> **Aim of the task**:
Set the data down again, exactly as it reads, but without the pictures.
--- START ---
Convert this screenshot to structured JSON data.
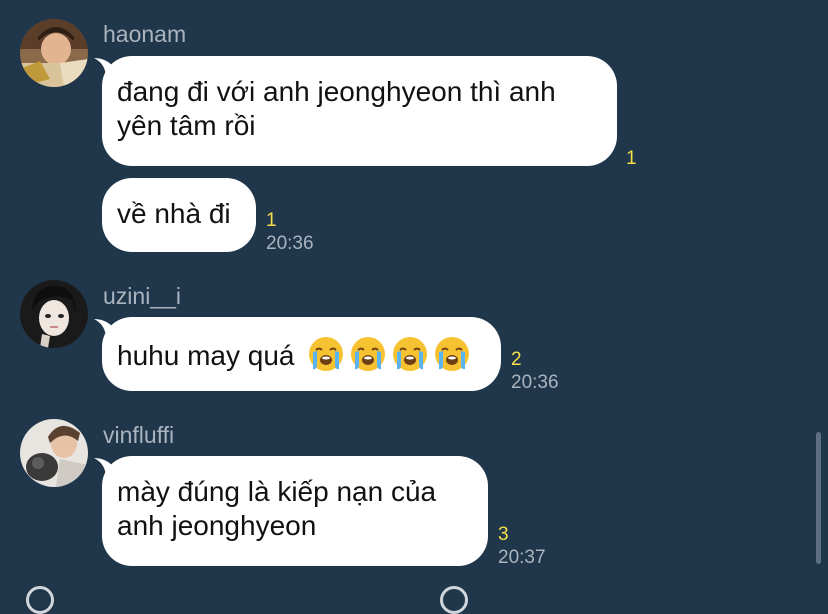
{
  "messages": [
    {
      "user": "haonam",
      "bubbles": [
        {
          "text": "đang đi với anh jeonghyeon thì anh\nyên tâm rồi",
          "read": "1",
          "time": ""
        },
        {
          "text": "về nhà đi",
          "read": "1",
          "time": "20:36"
        }
      ]
    },
    {
      "user": "uzini__i",
      "bubbles": [
        {
          "text": "huhu may quá",
          "emoji": "loudly-crying-face",
          "emoji_count": 4,
          "read": "2",
          "time": "20:36"
        }
      ]
    },
    {
      "user": "vinfluffi",
      "bubbles": [
        {
          "text": "mày đúng là kiếp nạn của\nanh jeonghyeon",
          "read": "3",
          "time": "20:37"
        }
      ]
    }
  ],
  "colors": {
    "background": "#1f364b",
    "bubble": "#ffffff",
    "read_count": "#f5e04a",
    "meta_text": "#aab4be"
  }
}
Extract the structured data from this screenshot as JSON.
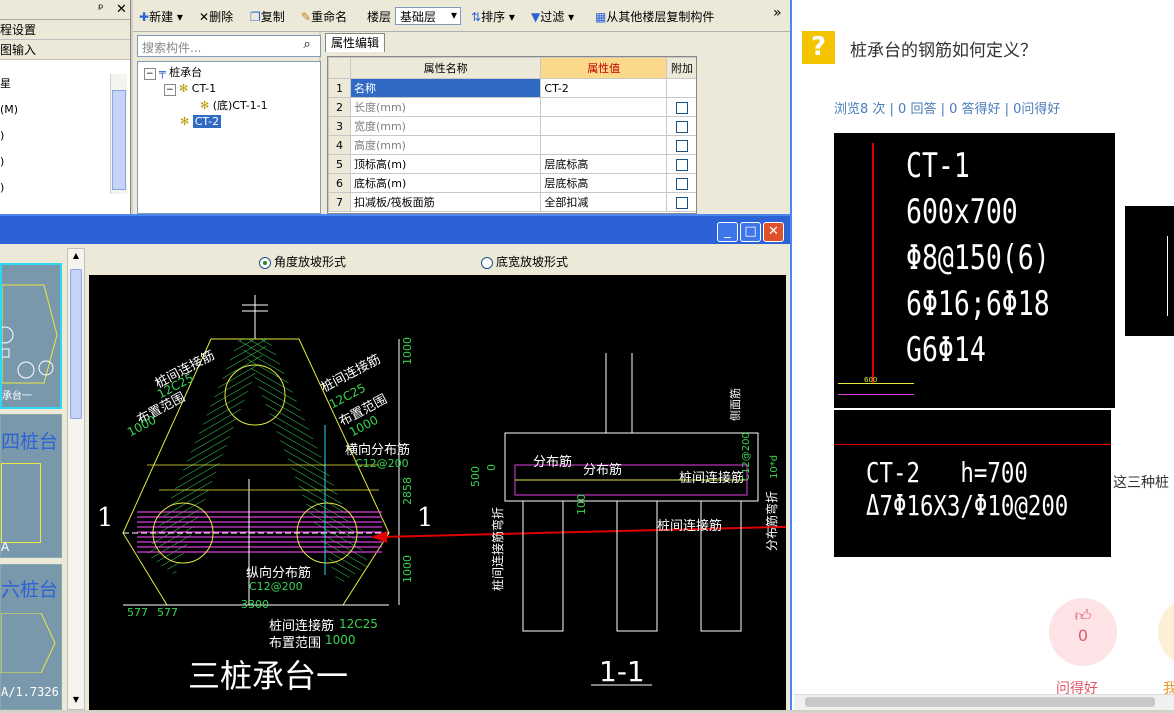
{
  "left_dock": {
    "pin": "ᵖ",
    "close": "✕",
    "rows": [
      "程设置",
      "图输入"
    ],
    "items": [
      "星",
      "(M)",
      ")",
      ")",
      ")"
    ]
  },
  "toolbar": {
    "new": "新建",
    "delete": "删除",
    "copy": "复制",
    "rename": "重命名",
    "floor_label": "楼层",
    "floor_value": "基础层",
    "sort": "排序",
    "filter": "过滤",
    "copy_from_floor": "从其他楼层复制构件",
    "more": "»"
  },
  "tree": {
    "search_placeholder": "搜索构件...",
    "root": "桩承台",
    "ct1": "CT-1",
    "ct1_child": "(底)CT-1-1",
    "ct2": "CT-2"
  },
  "attributes": {
    "tab": "属性编辑",
    "headers": [
      "属性名称",
      "属性值",
      "附加"
    ],
    "rows": [
      {
        "n": "1",
        "name": "名称",
        "value": "CT-2",
        "check": false
      },
      {
        "n": "2",
        "name": "长度(mm)",
        "value": "",
        "check": true
      },
      {
        "n": "3",
        "name": "宽度(mm)",
        "value": "",
        "check": true
      },
      {
        "n": "4",
        "name": "高度(mm)",
        "value": "",
        "check": true
      },
      {
        "n": "5",
        "name": "顶标高(m)",
        "value": "层底标高",
        "check": true
      },
      {
        "n": "6",
        "name": "底标高(m)",
        "value": "层底标高",
        "check": true
      },
      {
        "n": "7",
        "name": "扣减板/筏板面筋",
        "value": "全部扣减",
        "check": true
      }
    ]
  },
  "dialog": {
    "min": "_",
    "max": "□",
    "close": "✕",
    "radio1": "角度放坡形式",
    "radio2": "底宽放坡形式",
    "thumbs": [
      "承台一",
      "四桩台",
      "A",
      "六桩台",
      "A/1.7326"
    ]
  },
  "cad": {
    "labels": {
      "pile_conn1": "桩间连接筋",
      "c12c25a": "12C25",
      "range1": "布置范围",
      "n1000a": "1000",
      "pile_conn2": "桩间连接筋",
      "c12c25b": "12C25",
      "range2": "布置范围",
      "n1000b": "1000",
      "horiz": "横向分布筋",
      "c12at200": "C12@200",
      "long": "纵向分布筋",
      "c12at200b": "C12@200",
      "pile_conn3": "桩间连接筋",
      "c12c25c": "12C25",
      "range3": "布置范围",
      "n1000c": "1000",
      "d1000": "1000",
      "d2858": "2858",
      "d1000b": "1000",
      "d577a": "577",
      "d577b": "577",
      "d3300": "3300",
      "one_left": "1",
      "one_right": "1",
      "title": "三桩承台一",
      "s_dist1": "分布筋",
      "s_dist2": "分布筋",
      "s_conn": "桩间连接筋",
      "s_side": "侧面筋",
      "s_c12": "C12@200",
      "s_10d": "10*d",
      "s_bend": "分布筋弯折",
      "s_conn2": "桩间连接筋",
      "s_conn_bend": "桩间连接筋弯折",
      "s_500": "500",
      "s_0": "0",
      "s_100": "100",
      "section": "1-1"
    }
  },
  "qa": {
    "icon": "?",
    "title": "桩承台的钢筋如何定义？",
    "stats": "浏览8 次 | 0 回答 | 0 答得好 | 0问得好",
    "img1": {
      "l1": "CT-1",
      "l2": "600x700",
      "l3": "Φ8@150(6)",
      "l4": "6Φ16;6Φ18",
      "l5": "G6Φ14",
      "dim": "600"
    },
    "img3": {
      "l1": "CT-2",
      "l1b": "h=700",
      "l2": "Δ7Φ16X3/Φ10@200"
    },
    "cut_text": "这三种桩",
    "like_count": "0",
    "like_label": "问得好",
    "like2_label": "我"
  },
  "colors": {
    "cad_green": "#39d353",
    "cad_magenta": "#e040e0",
    "cad_yellow": "#e8e840",
    "cad_red": "#e00000",
    "title_blue": "#2b63d6"
  }
}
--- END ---
> **Exercise result**:
Convert this screenshot to structured JSON data.
{
  "messages": [
    {
      "user": "haonam",
      "bubbles": [
        {
          "text": "đang đi với anh jeonghyeon thì anh\nyên tâm rồi",
          "read": "1",
          "time": ""
        },
        {
          "text": "về nhà đi",
          "read": "1",
          "time": "20:36"
        }
      ]
    },
    {
      "user": "uzini__i",
      "bubbles": [
        {
          "text": "huhu may quá",
          "emoji": "loudly-crying-face",
          "emoji_count": 4,
          "read": "2",
          "time": "20:36"
        }
      ]
    },
    {
      "user": "vinfluffi",
      "bubbles": [
        {
          "text": "mày đúng là kiếp nạn của\nanh jeonghyeon",
          "read": "3",
          "time": "20:37"
        }
      ]
    }
  ],
  "colors": {
    "background": "#1f364b",
    "bubble": "#ffffff",
    "read_count": "#f5e04a",
    "meta_text": "#aab4be"
  }
}
Extract the structured data from this screenshot as JSON.
{
  "left_dock": {
    "pin": "ᵖ",
    "close": "✕",
    "rows": [
      "程设置",
      "图输入"
    ],
    "items": [
      "星",
      "(M)",
      ")",
      ")",
      ")"
    ]
  },
  "toolbar": {
    "new": "新建",
    "delete": "删除",
    "copy": "复制",
    "rename": "重命名",
    "floor_label": "楼层",
    "floor_value": "基础层",
    "sort": "排序",
    "filter": "过滤",
    "copy_from_floor": "从其他楼层复制构件",
    "more": "»"
  },
  "tree": {
    "search_placeholder": "搜索构件...",
    "root": "桩承台",
    "ct1": "CT-1",
    "ct1_child": "(底)CT-1-1",
    "ct2": "CT-2"
  },
  "attributes": {
    "tab": "属性编辑",
    "headers": [
      "属性名称",
      "属性值",
      "附加"
    ],
    "rows": [
      {
        "n": "1",
        "name": "名称",
        "value": "CT-2",
        "check": false
      },
      {
        "n": "2",
        "name": "长度(mm)",
        "value": "",
        "check": true
      },
      {
        "n": "3",
        "name": "宽度(mm)",
        "value": "",
        "check": true
      },
      {
        "n": "4",
        "name": "高度(mm)",
        "value": "",
        "check": true
      },
      {
        "n": "5",
        "name": "顶标高(m)",
        "value": "层底标高",
        "check": true
      },
      {
        "n": "6",
        "name": "底标高(m)",
        "value": "层底标高",
        "check": true
      },
      {
        "n": "7",
        "name": "扣减板/筏板面筋",
        "value": "全部扣减",
        "check": true
      }
    ]
  },
  "dialog": {
    "min": "_",
    "max": "□",
    "close": "✕",
    "radio1": "角度放坡形式",
    "radio2": "底宽放坡形式",
    "thumbs": [
      "承台一",
      "四桩台",
      "A",
      "六桩台",
      "A/1.7326"
    ]
  },
  "cad": {
    "labels": {
      "pile_conn1": "桩间连接筋",
      "c12c25a": "12C25",
      "range1": "布置范围",
      "n1000a": "1000",
      "pile_conn2": "桩间连接筋",
      "c12c25b": "12C25",
      "range2": "布置范围",
      "n1000b": "1000",
      "horiz": "横向分布筋",
      "c12at200": "C12@200",
      "long": "纵向分布筋",
      "c12at200b": "C12@200",
      "pile_conn3": "桩间连接筋",
      "c12c25c": "12C25",
      "range3": "布置范围",
      "n1000c": "1000",
      "d1000": "1000",
      "d2858": "2858",
      "d1000b": "1000",
      "d577a": "577",
      "d577b": "577",
      "d3300": "3300",
      "one_left": "1",
      "one_right": "1",
      "title": "三桩承台一",
      "s_dist1": "分布筋",
      "s_dist2": "分布筋",
      "s_conn": "桩间连接筋",
      "s_side": "侧面筋",
      "s_c12": "C12@200",
      "s_10d": "10*d",
      "s_bend": "分布筋弯折",
      "s_conn2": "桩间连接筋",
      "s_conn_bend": "桩间连接筋弯折",
      "s_500": "500",
      "s_0": "0",
      "s_100": "100",
      "section": "1-1"
    }
  },
  "qa": {
    "icon": "?",
    "title": "桩承台的钢筋如何定义？",
    "stats": "浏览8 次 | 0 回答 | 0 答得好 | 0问得好",
    "img1": {
      "l1": "CT-1",
      "l2": "600x700",
      "l3": "Φ8@150(6)",
      "l4": "6Φ16;6Φ18",
      "l5": "G6Φ14",
      "dim": "600"
    },
    "img3": {
      "l1": "CT-2",
      "l1b": "h=700",
      "l2": "Δ7Φ16X3/Φ10@200"
    },
    "cut_text": "这三种桩",
    "like_count": "0",
    "like_label": "问得好",
    "like2_label": "我"
  },
  "colors": {
    "cad_green": "#39d353",
    "cad_magenta": "#e040e0",
    "cad_yellow": "#e8e840",
    "cad_red": "#e00000",
    "title_blue": "#2b63d6"
  }
}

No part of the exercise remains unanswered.